On visiting Times Square for a movie with his daughter:
As a parent, I confronted a new calculation. Asymmetric warfare had advanced from downtown to Midtown, from 2001 to the present moment.
As a reporter I had covered the aftermath of 9/11 and now found myself revisiting long-buried worries. I decided not to share any of those dark thoughts with my daughter. We hadn’t discussed the failed bomb, and besides, how do you explain that some people a long way away may wish her dead even though they don’t know her? In the end, we stuck to the plan, lining up with many others at the AMC Empire 25 near Times Square, having a moment, together, in one of the gaudiest, grandest places on earth.
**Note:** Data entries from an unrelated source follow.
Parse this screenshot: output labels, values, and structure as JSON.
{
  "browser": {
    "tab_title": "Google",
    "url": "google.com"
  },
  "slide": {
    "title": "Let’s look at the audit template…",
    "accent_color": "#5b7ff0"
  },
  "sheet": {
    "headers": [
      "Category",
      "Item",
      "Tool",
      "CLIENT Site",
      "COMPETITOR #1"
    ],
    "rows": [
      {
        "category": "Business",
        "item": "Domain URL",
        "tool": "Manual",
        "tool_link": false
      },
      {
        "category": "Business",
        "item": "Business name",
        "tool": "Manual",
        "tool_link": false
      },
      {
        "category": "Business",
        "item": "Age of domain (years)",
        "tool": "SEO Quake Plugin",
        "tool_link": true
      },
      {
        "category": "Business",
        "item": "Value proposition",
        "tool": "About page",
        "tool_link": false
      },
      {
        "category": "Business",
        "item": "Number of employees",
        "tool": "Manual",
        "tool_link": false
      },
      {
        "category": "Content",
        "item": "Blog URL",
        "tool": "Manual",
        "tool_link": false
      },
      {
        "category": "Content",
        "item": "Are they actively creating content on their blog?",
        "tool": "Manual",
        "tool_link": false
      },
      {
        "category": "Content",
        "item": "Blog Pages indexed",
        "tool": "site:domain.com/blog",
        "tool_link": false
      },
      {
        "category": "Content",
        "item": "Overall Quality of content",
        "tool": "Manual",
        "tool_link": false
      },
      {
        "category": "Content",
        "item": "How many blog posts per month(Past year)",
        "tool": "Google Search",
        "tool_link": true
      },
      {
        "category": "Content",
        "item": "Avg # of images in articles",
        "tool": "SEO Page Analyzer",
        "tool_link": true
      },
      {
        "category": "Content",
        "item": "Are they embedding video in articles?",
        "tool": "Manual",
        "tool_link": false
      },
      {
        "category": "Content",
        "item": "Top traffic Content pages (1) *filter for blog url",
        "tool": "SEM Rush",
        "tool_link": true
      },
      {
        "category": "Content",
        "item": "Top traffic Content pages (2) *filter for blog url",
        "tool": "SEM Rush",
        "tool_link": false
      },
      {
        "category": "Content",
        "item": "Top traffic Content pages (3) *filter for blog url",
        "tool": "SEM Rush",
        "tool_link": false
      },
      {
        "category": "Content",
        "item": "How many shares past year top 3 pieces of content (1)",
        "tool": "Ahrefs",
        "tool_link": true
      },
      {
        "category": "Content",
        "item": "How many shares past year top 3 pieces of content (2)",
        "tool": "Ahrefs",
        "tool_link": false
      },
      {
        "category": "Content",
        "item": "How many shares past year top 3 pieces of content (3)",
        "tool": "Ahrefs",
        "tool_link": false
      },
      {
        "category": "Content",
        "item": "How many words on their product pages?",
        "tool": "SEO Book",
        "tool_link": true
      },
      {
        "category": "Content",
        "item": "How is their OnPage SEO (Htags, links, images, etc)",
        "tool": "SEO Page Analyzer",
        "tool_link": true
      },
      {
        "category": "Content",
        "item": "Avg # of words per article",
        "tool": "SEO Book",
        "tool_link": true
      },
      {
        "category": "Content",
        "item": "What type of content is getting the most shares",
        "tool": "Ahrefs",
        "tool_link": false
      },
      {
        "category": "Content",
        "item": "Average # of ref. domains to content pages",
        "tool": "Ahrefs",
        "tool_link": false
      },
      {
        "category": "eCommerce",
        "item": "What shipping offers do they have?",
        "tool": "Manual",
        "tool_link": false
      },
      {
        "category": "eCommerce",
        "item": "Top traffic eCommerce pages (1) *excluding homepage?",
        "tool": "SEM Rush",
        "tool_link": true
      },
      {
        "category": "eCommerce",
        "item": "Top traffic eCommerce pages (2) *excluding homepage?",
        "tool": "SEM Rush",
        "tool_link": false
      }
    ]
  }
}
Sticking to the plan is a very American response these days. It is said that if people retreat into fear, “the terrorists have won,” but it’s actually just practical. Life goes on in far more dangerous places, and so it will here. Even though at least one terrorist signaled that he believed that Times Square was a soft, ripe target, the place normalized in a matter of days. We were now using cognitive dissonance to keep fear in a corner, putting our fingers in our ears and humming a happy song against the cold fact that the threat of 9/11 never went away and appears to be on the move.
Because the terrorists really are singing in your ears.
Try this for cognitive dissonance: despite the constant coverage in news outlets of a guy who tried and pathetically failed to light his car on fire, 0 Americans have died of terrorist attacks in the United States this year. Nearly 82,000 Americans will die this year from having a tumor grow out of their ass.
Put something useful in the newspapers, Mr. Carr. Go write a story about the ass tumors and take your daughter to the movies in peace.